The National:

Prices were down up to 80% at Peterhead market on Monday, with some fish that normally go for up to £60 a box fetching just £8 in what has been dubbed “withdrawal prices”.

One French fish processor, JP Maree, said it had to seek monkfish from Norway and Denmark instead of the UK, while seafood wholesaler Demarne Freres said it has “never seen such delays” and called the situation “apocalyptic”.

Stephane Pruvost of JP Maree said: “When you have fewer sellers, there’s less choice on price, and sometimes quality. For now we’ve no other choice.”

Withers said that while landing catches in Denmark could avoid “a lot of Brexit bureaucracy” for crews, the practice may store up wider problems for Scotland’s food and drink sector. He stated: “If boats fish in UK waters, but land in Denmark, processors here are cut out of trade.
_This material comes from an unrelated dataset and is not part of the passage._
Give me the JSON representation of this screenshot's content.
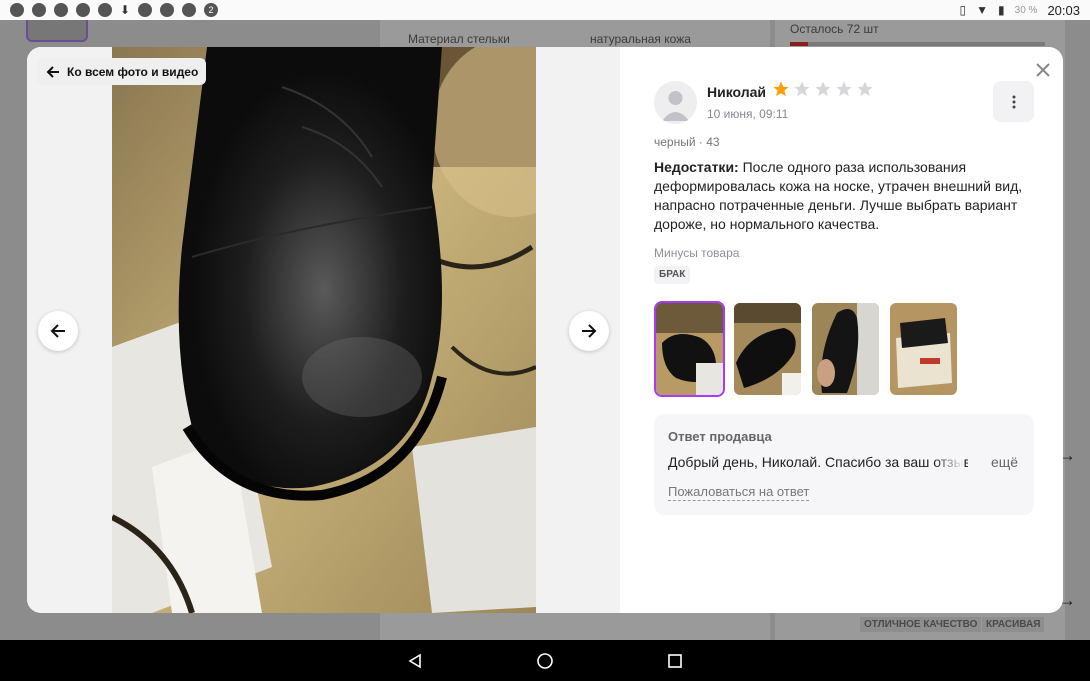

“If this becomes a new pattern, it’s a huge concern for processors here.”

Trade insurance group Euler Hermes Group SAS says Brexit may cost UK exporters £25 billion this year as demand weakens and red tape remains, cutting 1.1% from gross domestic product.

READ MORE: 'Grossly incompetent': Scottish salmon company John Ross's fury over Brexit

The SNP has called on Westminster to compensate Scots firms, something shrugged off by the Cabinet Office.

Fish firms in Dr Philippa Whitford’s Central Ayrshire constituency have turned to her for help amidst the upheaval Scotland voted to avoid by backing Remain in the 2016 EU referendum.

Yesterday Whitford, the SNP’s Brexit spokesperson, said the issues affect firms all across Scotland: “Scotland was dragged out of the EU against our will and our businesses and vital industries – such as fisheries and food and drink are already being seriously affected. Scottish Government analysis estimates that Scotland’s GDP could be around 6.1% – around £9bn – lower by 2030 compared to EU membership.

“Seafood companies in my own constituency have struggled to complete any exports to the EU this year and many boats are now tied up. Considering the brash promises that were made at the time of the referendum, many feel betrayed.”